Financial Health is:

The dynamic relationship of one’s financial and economic resources as they are applied to or impact the state of physical, mental and social well-being.

Here’s why we define it this way.

The World Health Organization, on the other hand, defines “Health” as: “A state of complete physical, mental and social well-being and not merely the absence of disease or infirmity.” While in this definition, a person’s financial situation is, at best, implied, the World Health Organization does further elaborate on this concept in their explanation of Health Promotion.

Health Promotion is described as: “The process of enabling people to increase control over, and to improve, their health. To reach a state of complete physical, mental and social well-being (their definition of health), an individual or group must be able to identify and to realize aspirations, to satisfy needs, and to change or cope with the environment.

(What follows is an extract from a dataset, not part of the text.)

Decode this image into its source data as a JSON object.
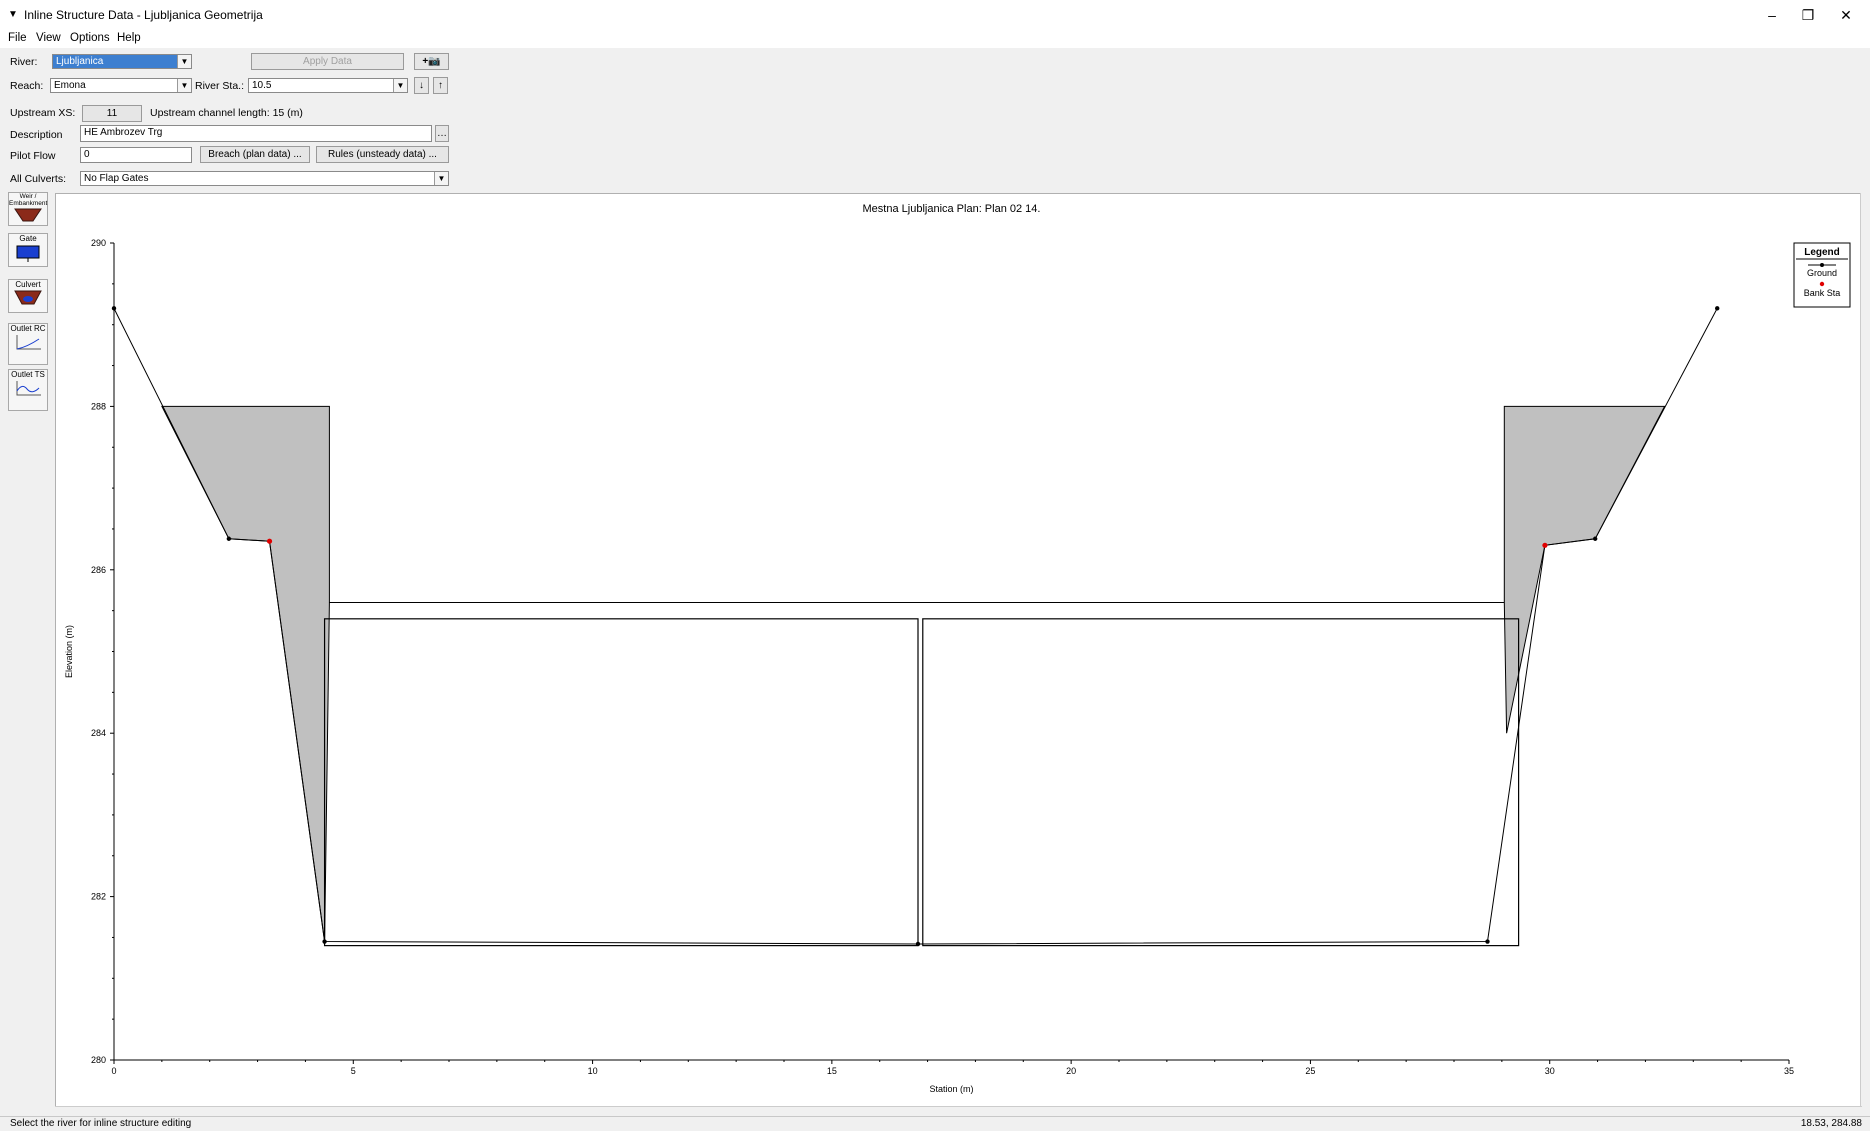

Health is, therefore, seen as a resource for everyday life, not the objective of living. Health is a positive concept emphasizing social and personal resources, as well as physical capacities. Therefore, health promotion is not just the responsibility of the health sector, but goes beyond healthy life-styles to well-being.”

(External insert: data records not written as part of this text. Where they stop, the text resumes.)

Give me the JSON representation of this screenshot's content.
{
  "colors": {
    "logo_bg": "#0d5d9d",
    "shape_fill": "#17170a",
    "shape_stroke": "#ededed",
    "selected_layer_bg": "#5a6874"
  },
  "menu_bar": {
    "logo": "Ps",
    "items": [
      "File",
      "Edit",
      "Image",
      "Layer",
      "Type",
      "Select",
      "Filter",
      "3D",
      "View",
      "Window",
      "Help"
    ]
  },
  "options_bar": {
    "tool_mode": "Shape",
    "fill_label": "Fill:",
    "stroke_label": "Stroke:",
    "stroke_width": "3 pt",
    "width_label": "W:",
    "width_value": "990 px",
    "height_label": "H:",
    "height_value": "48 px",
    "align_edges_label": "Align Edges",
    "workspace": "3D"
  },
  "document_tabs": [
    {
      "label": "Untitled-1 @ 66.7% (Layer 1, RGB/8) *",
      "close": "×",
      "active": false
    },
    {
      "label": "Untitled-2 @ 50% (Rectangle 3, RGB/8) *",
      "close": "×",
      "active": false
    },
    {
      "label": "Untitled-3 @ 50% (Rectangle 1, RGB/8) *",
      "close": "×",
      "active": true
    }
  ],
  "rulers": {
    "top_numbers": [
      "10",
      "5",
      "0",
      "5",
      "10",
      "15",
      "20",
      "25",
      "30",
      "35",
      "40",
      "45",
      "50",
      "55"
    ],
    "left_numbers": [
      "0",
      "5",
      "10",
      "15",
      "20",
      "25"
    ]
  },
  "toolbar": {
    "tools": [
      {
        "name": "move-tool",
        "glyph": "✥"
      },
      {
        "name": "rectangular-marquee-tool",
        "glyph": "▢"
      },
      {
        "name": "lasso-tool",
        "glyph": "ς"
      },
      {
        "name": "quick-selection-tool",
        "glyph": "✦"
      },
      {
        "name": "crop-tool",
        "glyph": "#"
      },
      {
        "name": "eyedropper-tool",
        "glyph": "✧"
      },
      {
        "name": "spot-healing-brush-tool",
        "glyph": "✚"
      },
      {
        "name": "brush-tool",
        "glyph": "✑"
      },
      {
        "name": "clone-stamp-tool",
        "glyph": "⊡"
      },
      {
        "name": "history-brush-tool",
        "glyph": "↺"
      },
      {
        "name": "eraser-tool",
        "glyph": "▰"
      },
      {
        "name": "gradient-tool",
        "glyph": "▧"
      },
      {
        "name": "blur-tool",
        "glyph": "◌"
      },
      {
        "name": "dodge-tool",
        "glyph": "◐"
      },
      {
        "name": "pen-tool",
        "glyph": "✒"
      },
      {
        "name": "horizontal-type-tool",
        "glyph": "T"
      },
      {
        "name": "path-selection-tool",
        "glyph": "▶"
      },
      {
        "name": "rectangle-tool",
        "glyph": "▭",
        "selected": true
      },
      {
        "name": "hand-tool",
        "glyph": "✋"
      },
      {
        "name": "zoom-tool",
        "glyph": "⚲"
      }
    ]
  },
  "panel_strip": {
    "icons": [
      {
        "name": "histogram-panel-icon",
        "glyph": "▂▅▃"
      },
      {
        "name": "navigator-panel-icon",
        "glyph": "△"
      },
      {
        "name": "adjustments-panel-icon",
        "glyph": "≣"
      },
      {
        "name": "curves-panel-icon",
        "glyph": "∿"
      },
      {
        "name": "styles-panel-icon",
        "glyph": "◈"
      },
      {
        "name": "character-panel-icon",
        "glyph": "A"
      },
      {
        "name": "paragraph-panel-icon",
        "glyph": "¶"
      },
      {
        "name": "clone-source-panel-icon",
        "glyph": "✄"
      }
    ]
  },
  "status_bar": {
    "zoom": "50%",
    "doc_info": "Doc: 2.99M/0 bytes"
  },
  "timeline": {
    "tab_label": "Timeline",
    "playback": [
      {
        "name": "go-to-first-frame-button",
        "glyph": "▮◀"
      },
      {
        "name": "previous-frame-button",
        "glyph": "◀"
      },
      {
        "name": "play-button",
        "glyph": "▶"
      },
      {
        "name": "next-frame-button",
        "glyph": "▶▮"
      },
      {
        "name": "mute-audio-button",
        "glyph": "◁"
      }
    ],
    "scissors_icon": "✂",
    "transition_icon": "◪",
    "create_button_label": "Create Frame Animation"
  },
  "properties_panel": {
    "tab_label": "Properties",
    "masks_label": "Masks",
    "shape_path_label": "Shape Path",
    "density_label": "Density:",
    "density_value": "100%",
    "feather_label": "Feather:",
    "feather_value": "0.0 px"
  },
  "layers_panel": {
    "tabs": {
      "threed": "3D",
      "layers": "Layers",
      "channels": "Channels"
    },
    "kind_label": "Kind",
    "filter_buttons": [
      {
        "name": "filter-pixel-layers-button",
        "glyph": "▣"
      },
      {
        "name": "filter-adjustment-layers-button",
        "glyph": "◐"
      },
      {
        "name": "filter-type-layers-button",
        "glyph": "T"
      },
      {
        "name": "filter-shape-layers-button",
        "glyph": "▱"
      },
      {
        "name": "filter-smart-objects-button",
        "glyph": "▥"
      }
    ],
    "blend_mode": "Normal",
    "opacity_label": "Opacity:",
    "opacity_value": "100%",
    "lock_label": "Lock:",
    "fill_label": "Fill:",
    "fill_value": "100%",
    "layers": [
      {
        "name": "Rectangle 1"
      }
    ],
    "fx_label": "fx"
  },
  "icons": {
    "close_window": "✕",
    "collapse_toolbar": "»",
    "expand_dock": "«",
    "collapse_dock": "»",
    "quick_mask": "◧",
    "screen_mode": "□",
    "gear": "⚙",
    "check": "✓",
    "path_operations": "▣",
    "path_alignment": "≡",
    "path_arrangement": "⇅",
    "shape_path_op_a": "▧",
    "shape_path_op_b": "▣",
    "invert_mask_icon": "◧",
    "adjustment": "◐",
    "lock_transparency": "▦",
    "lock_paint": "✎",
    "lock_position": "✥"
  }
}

A Resource For Everyday Life

Well now, that’s very interesting. “Health is seen as a resource for everyday life…Health is a positive concept emphasizing social and personal resources, as well as physical capacities.”

I like this definition as it would support what everyone I’ve ever discussed this concept with already knows – that is, health is an invaluable, intangible asset closely aligned with the ability of a person to maintain or grow financially and/or economically.

In the traditional sense of the term, Investopedia defines Financial Health as: “A term used to describe the state of one’s personal financial situation. There are many dimensions to financial health, including the amount of savings you have, how much you are setting away for retirement and how much of your income you are spending on fixed or non-discretionary expenses.”

You will note that “health” in this definition refers to one’s financial situation, and not to the soundness of one’s body or mind. And when I bring up financial health, in almost all contexts, this is what people think about.

But I think this definition is too narrow. I think there is a tendency to put our finances into one silo, our health into another. Yet, your personal finances and all of your financial decisions impact so many other areas of your life and we want to begin to draw attention to these intersections.

Focus on Financial Health

Health and finances are dynamic, always changing, in flux, up and down. Your personal financial situation can be unhealthy and the result of that can lead to problems in other areas of your life.

Your personal health can be poor and that can lead to significant financial issues. So we want to help people focus on “Financial Health” and examine more closely how a person, family or organization uses their finances and economic resources and ultimately how their decisions, behaviors, routines and habits impact their overall well-being.